Swimming and Water Safety Are the Focus

Students from the Timothy School in Berwyn learn how to swim at Upper Main Line YMCA swim lessons.

Missy Mundy admits that of all the programs offered to the 69 students at The Timothy School in Berwyn, one stands out to her above the rest.

The Timothy School, a non-profit school for children with autism, has been a partner with the Upper Main Line YMCA (UMLY) for more than 30 years. Under the supervision of the UMLY staff, the school’s students use UMLY’s pool to help teach them water safety, how to swim, float and be comfortable in the water. For a while, the school used different facilities for its swimming program but elected to return to UMLY a little while after it moved to its current location behind Conestoga High School in 1998.

“I love the swim program,” Mundy said. “I love all the programs, but I really love the swim program because we start when the kids are five. Many of our kids love the water. It’s a great medium for our kids because there’s no resistance in the water, so it makes it easier for them to move.”

While most kids are able to quickly take to the water, there are a few outliers that have their trepidations about it. In extreme cases, it can take up to a year or two for kids to get comfortable in the water, but for most, two to three weeks will do it. It helps to have teachers like the ones at UMLY, including Tracy Degerberg, Jackie Cattie, Susanna Grundstein and Danielle Yentz.

“Tracy Degerberg has been volunteering with our group for years and she knows the kids really well and she knows how to approach them,” Mundy said. “She knows how to calm the students who are having a difficult time getting used to the water and having water touch their heads. It’s a slow progression for some, and for some, it’s, ‘get in here and what are we going to do next?’”

Water safety is a huge YMCA point of emphasis, especially since drowning is the leading cause of accidental death in children one to four years old, and the second-leading cause in children ages 5-14. According to the National Autism Association, accidental drowning accounted for 91 percent of total U.S. deaths reported in children 14 and under with an Autism Spectrum Disorder subsequent to wandering/elopement.

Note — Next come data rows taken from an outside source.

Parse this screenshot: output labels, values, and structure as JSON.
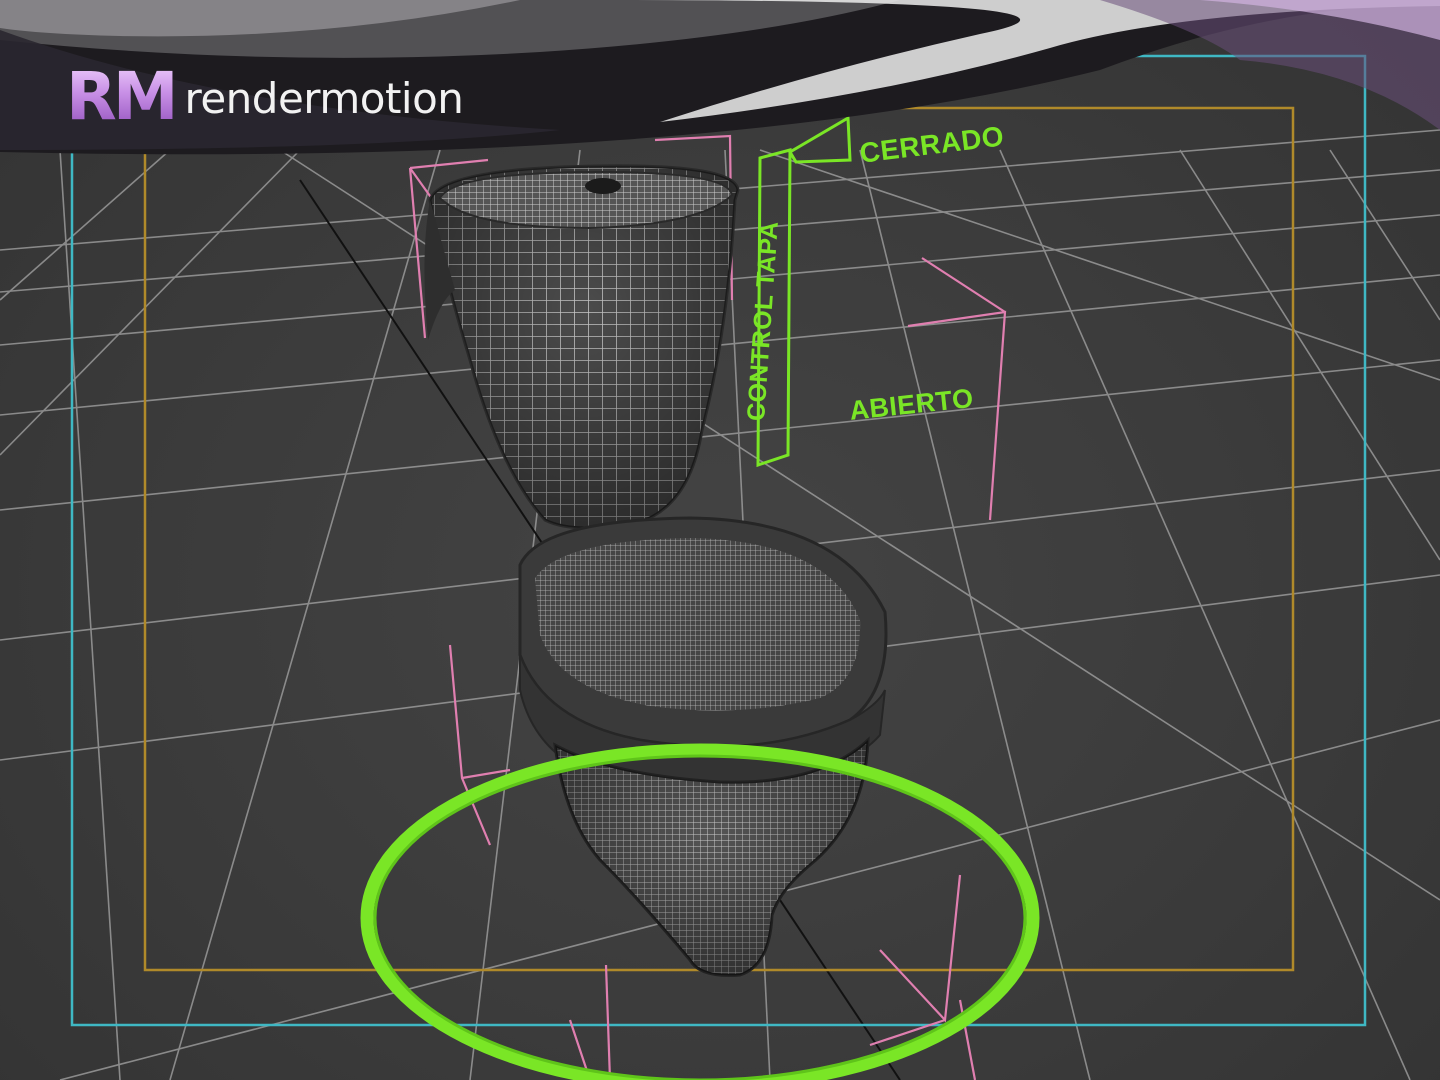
{
  "brand": {
    "logo_mark": "RM",
    "logo_text": "rendermotion"
  },
  "scene": {
    "object": "toilet-wireframe-model",
    "labels": {
      "cerrado": "CERRADO",
      "abierto": "ABIERTO",
      "control": "CONTROL TAPA"
    }
  },
  "colors": {
    "viewport_background": "#3a3a3a",
    "grid": "#9a9a9a",
    "safe_frame_outer": "#3fb8c4",
    "safe_frame_inner": "#b08a2a",
    "control_shape": "#7ae626",
    "helper_lines": "#e07fb0",
    "mesh": "#bfbfbf"
  }
}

“UMLY’s partnership with the Timothy School is incredibly important to us because it helps the YMCA play a critical role in the everyday development of these kids,” UMLY Senior Executive Director Helen Flanders said. “It’s such a great feeling to see the growth and change in the kids as they progress, and they love coming to the Y. Their swimming lessons help keep them safe, especially since accidental drowning is so prevalent in the younger autism community.”

Autism Speaks recommends that parents of children with autism create safety plans, including safety around water and swimming pools. Click here for information about safety plans and if you'd like to learn more about traveling with ASD: https://www.bankrate.com/insurance/car/traveling-with-asd/.

Jump in the Pool

The sessions are usually broken down into 45 minutes of organized lessons and 15 minutes of free swim. As expected, those final 15 minutes are always well-received, particularly with the abundance of options available. UMLY’s brand-new indoor pool, which just opened in September, also features a slide that the older students are permitted to use. Some are initially apprehensive, but it doesn’t take long for them to brave it.

“It’s not just the skills, the swimming and the water safety. We’re teaching confidence and self-esteem, the ability to take a risk,” Mundy added. “It’s everything that helps make us be what everybody else is. These are all the skills that we need to work on to make us be better at who we are and those are the same skills that we want to give our kids so they can be the best that they can be.”

Understanding Autism

The swim program doesn’t take long to do wonders for a student’s confidence. Once the kids get in the water, they start to get more comfortable, and usually, a massive upgrade in confidence follows along.

“I see a tremendous jump in confidence. I go the first week that they go over and it’s good to see where they are,” Mundy said. “Then I go back later and I see them and I’m just absolutely amazed because you can see the comfort level that has increased in all of the students and their ability to interact with people that are not on our staff. That’s really important because it’s a community setting and it’s important for our kids. Our two biggest deficits for our children here are the ability to communicate and to socialize. Here they are in a setting where they have to do both, which is fantastic.”

In addition to swimming, the Timothy School’s children also participate in wellness activities in UMLY’s Wellness Center.

“I think that’s why the Upper Main Line YMCA is a critical partner for us, because it gives our kids the ability to develop fitness skills for the duration of their lives, which is essential and it’s such a benefit to them to be able to maintain a healthy lifestyle,” Timothy School Executive Director Dr. Matt Riley said. “[The kids] can also practice the lessons that they learned in our school building in that facility and generalize those skills which is a critical thing that we’re trying to develop when we’re educating individuals with autism.”

If you’re at the Upper Main Line YMCA, you’ll probably see the Timothy School’s great students in the pool, and because of that, you’ll know that the pool is helping them improve their everyday lives.

“We don’t teach autistic children. We teach children with autism,” Mundy said. “When we teach a child, we teach someone who’s going to turn into an adult and it’s not just their learning difference that makes up who they are. They’re a whole person and we have to take that whole person into account.”